Religious Freedom Has Been White Too Long
By BJC Executive Director Amanda Tyler
James Baldwin assessed the possibility of progress on racial justice in the New York Times in 1969. It was a bleak but realistic diagnosis of the problem: “the bulk of this country’s white population … have been white, if I may so put it, too long.”
At our virtual luncheon event last summer, Robert P. Jones challenged the BJC community to think about how American Christianity has been “white too long.” In his 2020 book, White Too Long: The Legacy of White Supremacy in American Christianity, Jones laid out a convincing and challenging case for the ways that white supremacy has permeated Baptist, Methodist, Episcopalian and many other religious traditions in the United States.
Jones’ book, along with Jemar Tisby’s powerful The Color of Compromise: The Truth About the American Church’s Complicity in Racism, caused me to think about not only the impact that white supremacy has had on American religion but also on how we understand and advocate for religious freedom in this country. I reflected on Baldwin’s remark that we “have been married to the lie of white supremacy too long” and the devastating impact that has had, not just on those who have been oppressed and excluded but on those of us who have profited and benefited from it.
The whiteness I refer to is not about skin tone.
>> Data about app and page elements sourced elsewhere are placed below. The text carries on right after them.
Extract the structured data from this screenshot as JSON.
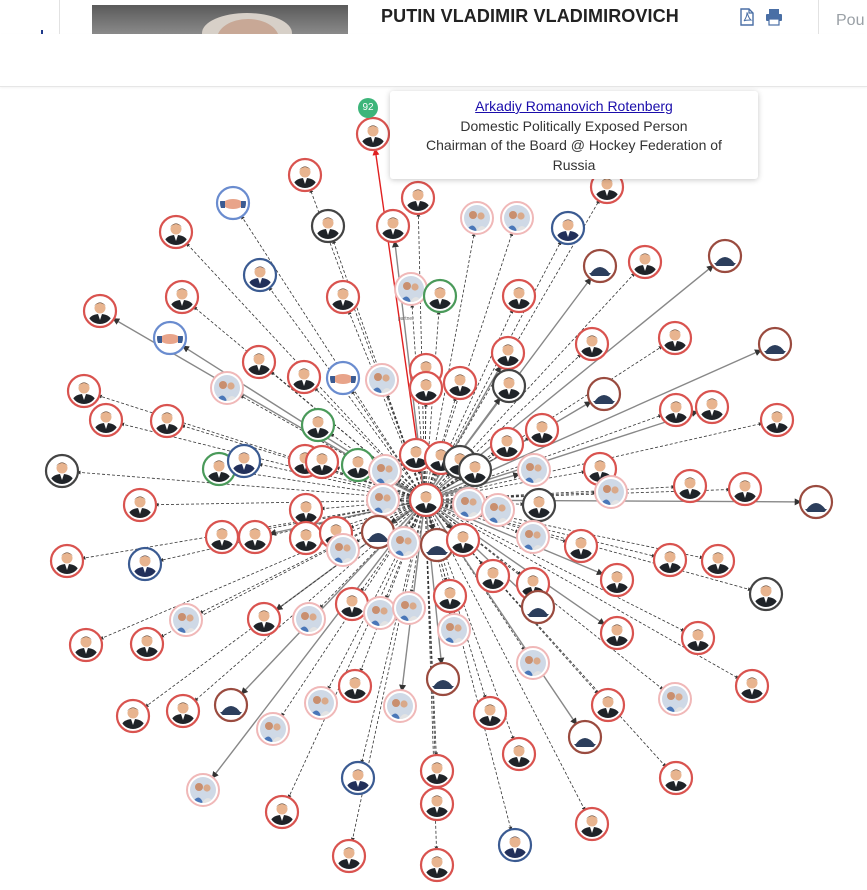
{
  "header": {
    "person_name": "PUTIN VLADIMIR VLADIMIROVICH",
    "pdf_icon": "pdf-icon",
    "print_icon": "printer-icon",
    "side_text": "Pou",
    "colors": {
      "icon_blue": "#4a6fa5",
      "title_text": "#222222"
    }
  },
  "graph": {
    "colors": {
      "pep_ring": "#d9534f",
      "neutral_ring": "#444444",
      "business_ring": "#3b5b92",
      "family_ring": "#f0b8b8",
      "related_ring": "#4a9a5a",
      "edge": "#333333",
      "highlight_edge": "#e02020"
    },
    "node_types": [
      "politician-node",
      "male-avatar-node",
      "family-node",
      "business-node",
      "organization-node",
      "handshake-node"
    ],
    "badge_text": "92",
    "tiny_label": "partner"
  },
  "tooltip": {
    "name": "Arkadiy Romanovich Rotenberg",
    "category": "Domestic Politically Exposed Person",
    "role": "Chairman of the Board @ Hockey Federation of Russia"
  }
}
It’s about power. The definitions that Tisby gave in our podcast conversation in 2019 are helpful. Racism, Tisby said, is a system of oppression based on race; in other words, racism is prejudice plus power. White supremacy centralizes that expression of power and makes it not only superior but also the “norm,” while everything else is lesser and peripheral.
I’ve seen this white supremacy at work in the histories of religious freedom we advance. We hold up Thomas Helwys, Roger Williams and John Leland as our inspiration. But how often do we talk about Gowan Pamphlet, Frederick Douglass, Martin Luther King Jr., Prathia Hall and Gardner C. Taylor as heroes of faith freedom?
This isn’t just about representation but about valuing the contributions that members of our diverse community offer. I have come to believe that freedom is best understood through the perspective of those who know what it’s like not to be free. We see this truth in the Exodus story, in liberation theology and in the Black Church, as told so beautifully in the recent PBS documentary series. Our ability to advocate for freedom is weakened when we exclude or diminish non-white perspectives.
My reading and learning comes alongside the work of the BJC Board of Directors and staff to take an honest look at BJC’s history. For years, the unquestioned narrative has been that BJC brought together Baptist denominations across racial lines to work together for religious freedom for all.
But our research, which is still ongoing, has revealed that the voices of the people at the table have not all been valued equally. Requests made by Black board members in the 1940s for the organization to speak up for everyone’s freedom and against segregation and discrimination were ignored. Unsurprisingly, Black board members stopped coming to meetings for many years.
This year, BJC’s Committee on Race and Religious Liberty will publicly release a report and make recommendations for reparation. But we need not wait for a final report to take action. We are committed to reimagining our mission to advocate for faith freedom for all with specific attention paid to what we closed our eyes and ears to before: racial injustice.
Before we white people speak, we need to listen. BJC is doing just that this year, as we focus on learning from BIPOC scholars, theologians, preachers, writers, philosophers, poets, prophets and podcasters about faith freedom for all. We are intentionally working to decenter the voices that have taken up almost all of the conversation about religious freedom to this point. We aren’t erasing those voices that have been dominant for so long, but we are making room for everyone to find a home and equal place in our conversations and organization.
Baldwin thought that the American white population was “beyond any conceivable hope of moral rehabilitation.” But rather than grow discouraged or disheartened, I choose to take Baldwin’s words from 1969 as a prophetic wake-up call in 2021.
BJC celebrates our 85th anniversary this year. At our centennial in 2036, what will our community look like? Will our understanding of and advocacy for religious freedom look different than it does today? I certainly hope so. I invite you to join us as we listen, learn, dismantle white supremacy and grow into the inclusive people and organization that God wants us to be.
Amanda Tyler is the executive director of BJC.